A lyricist, composer and oud player, Natik Awayez was born on the banks of the Mesopotamian Marshes in Southern Iraq. Growing up between Omara City and Baghdad, and learning to play oud in the company of local musicians, in 1979 due to the aggravation of political persecution in Iraq, Awayez departed to study philosophy in Bulgaria. This was followed by time he spent in the People's Democratic Republic of Yemen where he settled in the Beihan desert on the border between Yemen and Saudi Arabia. In the city of Abyan he founded and led Asheed Band for several years and collaborated with the Zinjibar City Band as a composer and art supervisor. With the eruption of the civil war in Yemen, Awayez once again leaves, to Sweden this time where he settles until 2014. In Lund, Awayez co-founded the band Natik City with some members of the legendary band Agurk Players. In Malmo, he co-founded Shahrazad in cooperation with the Swedish string quartet Amandakvartetten. In 2013, he founded The Art Consulate, an independent organization that was concerned with creating an intellectual dialogue between Europe and the Middle East. This work eventually led him to move to Cairo in 2015, where he managed an art project under the name of Missing Rooms.

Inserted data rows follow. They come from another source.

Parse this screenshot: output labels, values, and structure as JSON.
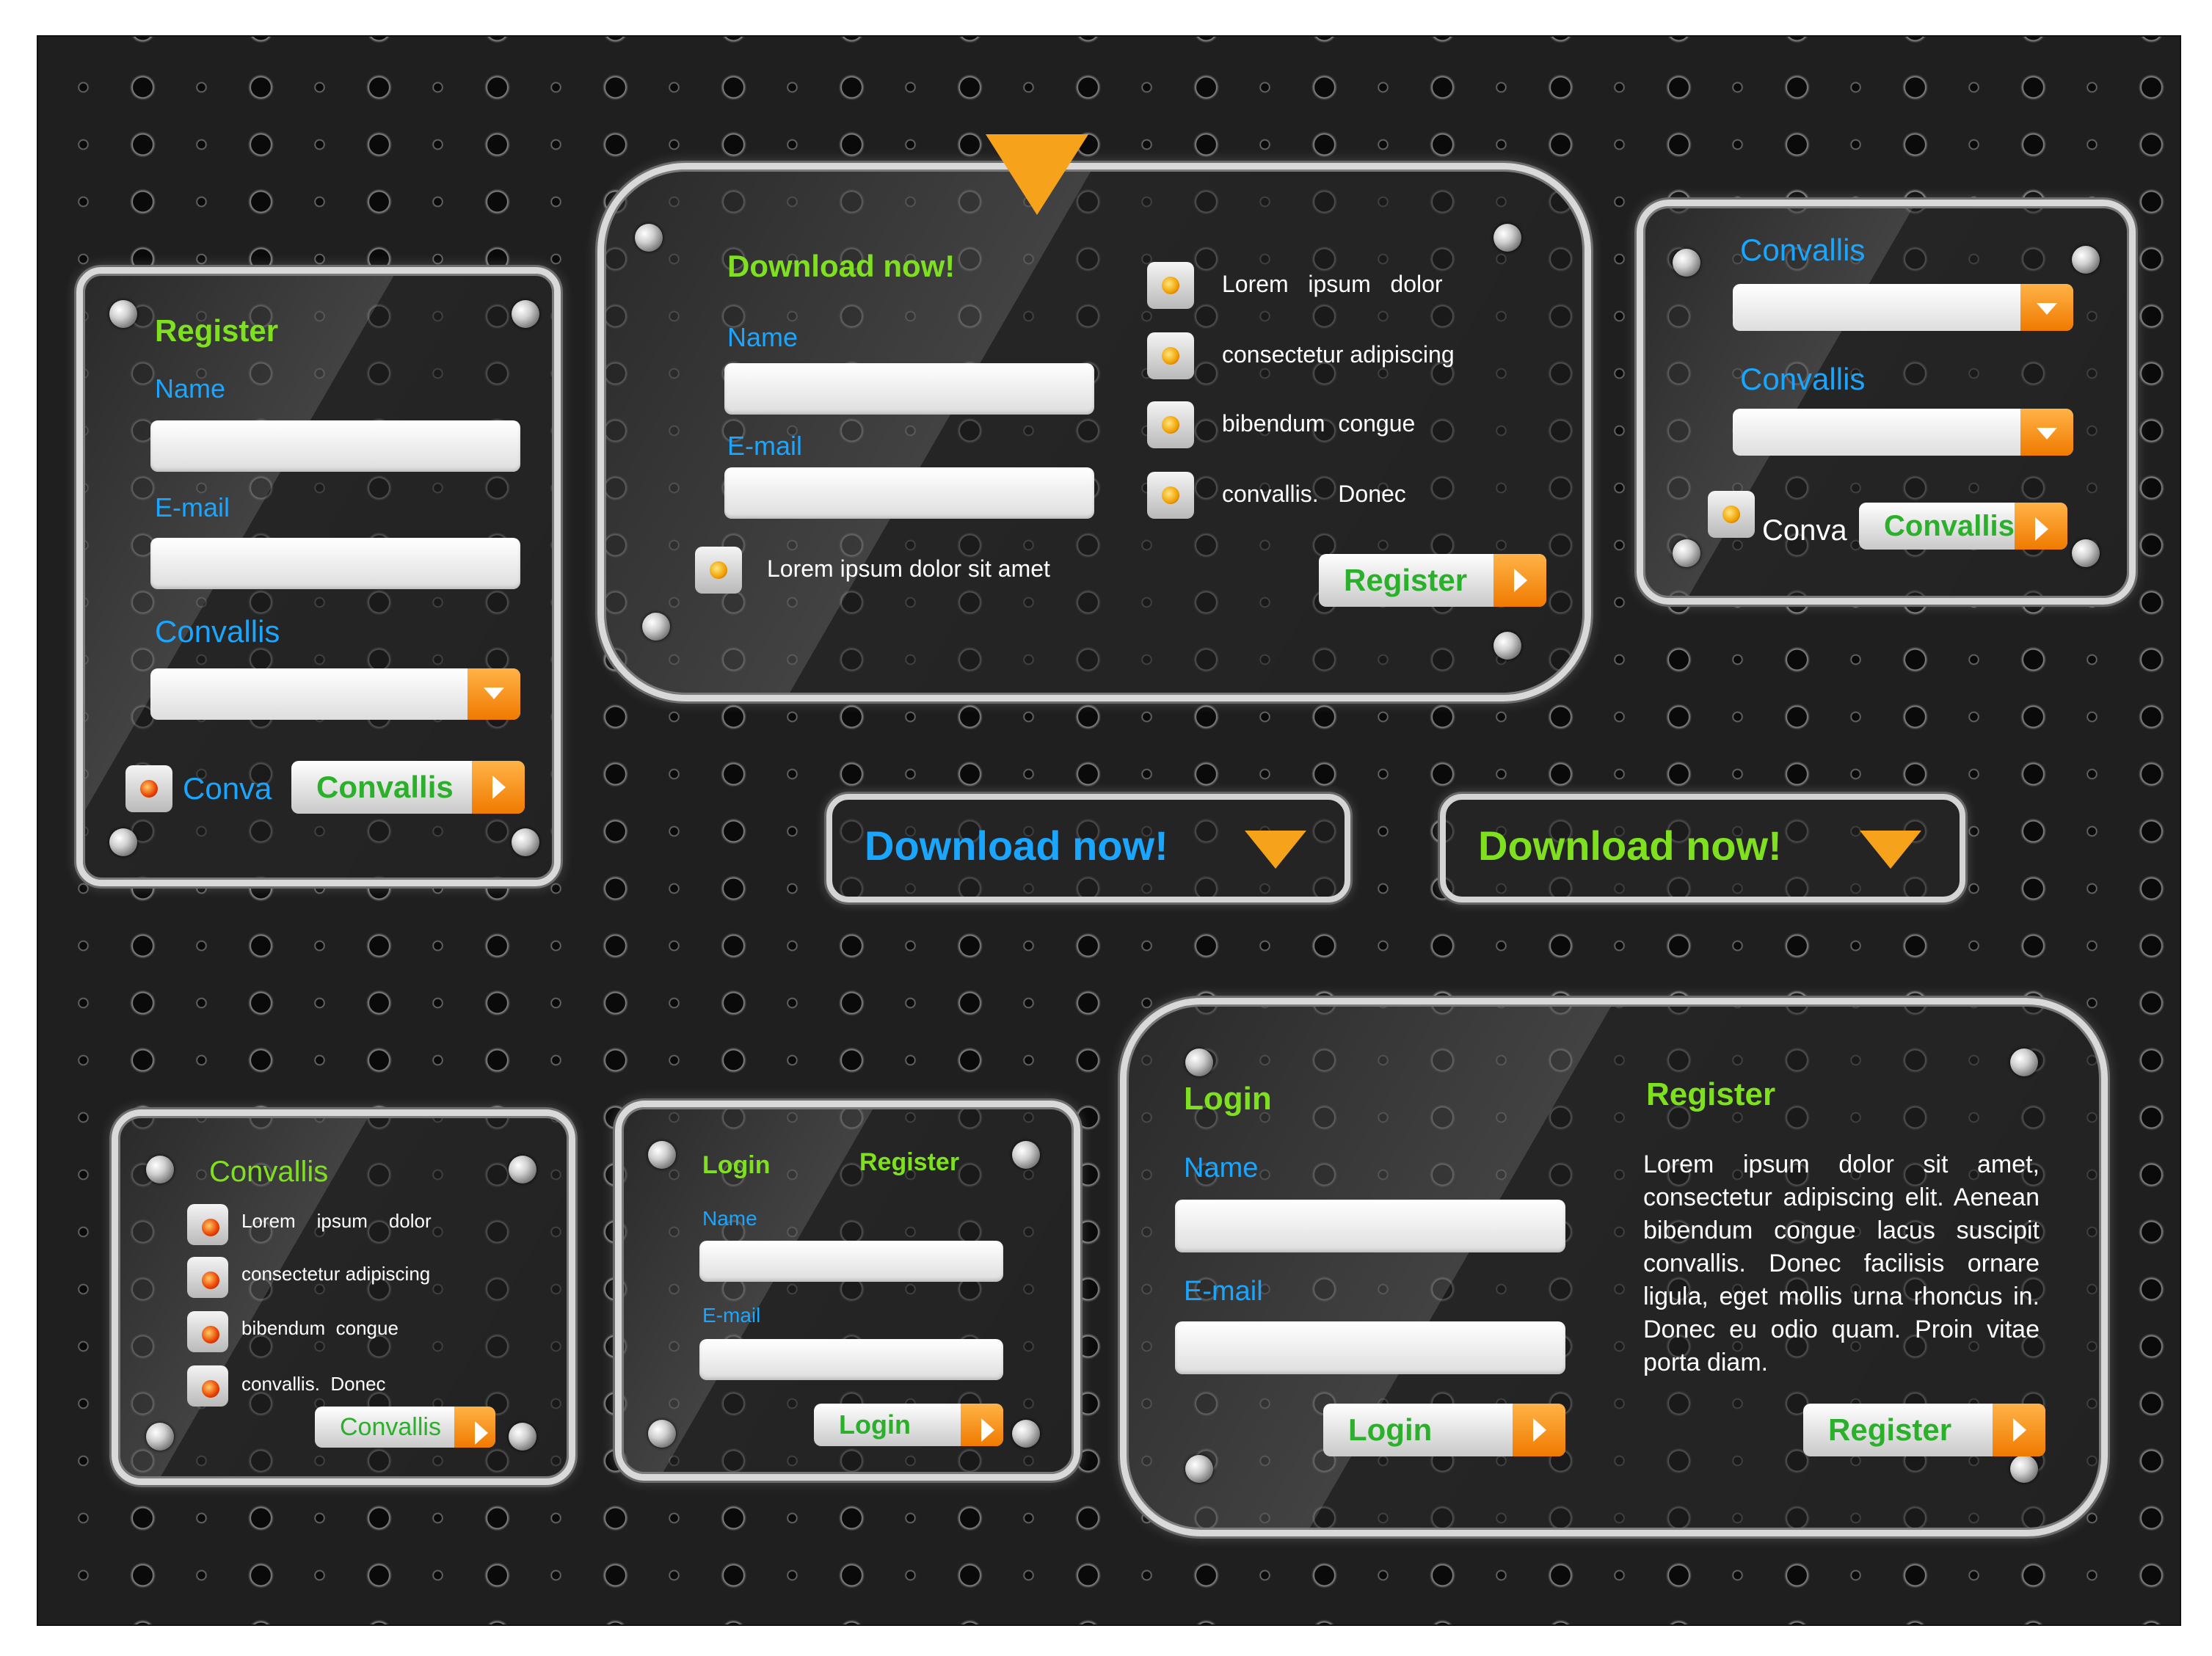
{
  "register_panel": {
    "title": "Register",
    "name_label": "Name",
    "email_label": "E-mail",
    "select_label": "Convallis",
    "radio_label": "Conva",
    "button_label": "Convallis"
  },
  "download_panel": {
    "title": "Download now!",
    "name_label": "Name",
    "email_label": "E-mail",
    "radio_label": "Lorem ipsum dolor sit amet",
    "list": [
      "Lorem   ipsum   dolor",
      "consectetur adipiscing",
      "bibendum  congue",
      "convallis.   Donec"
    ],
    "button_label": "Register"
  },
  "select_panel": {
    "select1_label": "Convallis",
    "select2_label": "Convallis",
    "radio_label": "Conva",
    "button_label": "Convallis"
  },
  "download_buttons": [
    {
      "label": "Download now!",
      "color": "#1aa6ff"
    },
    {
      "label": "Download now!",
      "color": "#7ee01f"
    }
  ],
  "list_panel": {
    "title": "Convallis",
    "list": [
      "Lorem    ipsum    dolor",
      "consectetur adipiscing",
      "bibendum  congue",
      "convallis.  Donec"
    ],
    "button_label": "Convallis"
  },
  "login_small": {
    "login_title": "Login",
    "register_title": "Register",
    "name_label": "Name",
    "email_label": "E-mail",
    "button_label": "Login"
  },
  "login_large": {
    "login_title": "Login",
    "register_title": "Register",
    "name_label": "Name",
    "email_label": "E-mail",
    "paragraph": "Lorem ipsum dolor sit amet, consectetur adipiscing elit. Aenean bibendum congue lacus suscipit convallis. Donec facilisis ornare ligula, eget mollis urna rhoncus in. Donec eu odio quam. Proin vitae porta diam.",
    "login_button": "Login",
    "register_button": "Register"
  },
  "colors": {
    "accent_green": "#7ee01f",
    "accent_blue": "#1aa6ff",
    "arrow_orange": "#f07a00"
  }
}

When the latter was completed, Natik decided to remain in Cairo and from that point onward, he shifted back to music making, devoting himself for the past two years to the composition of his debut album Manbarani.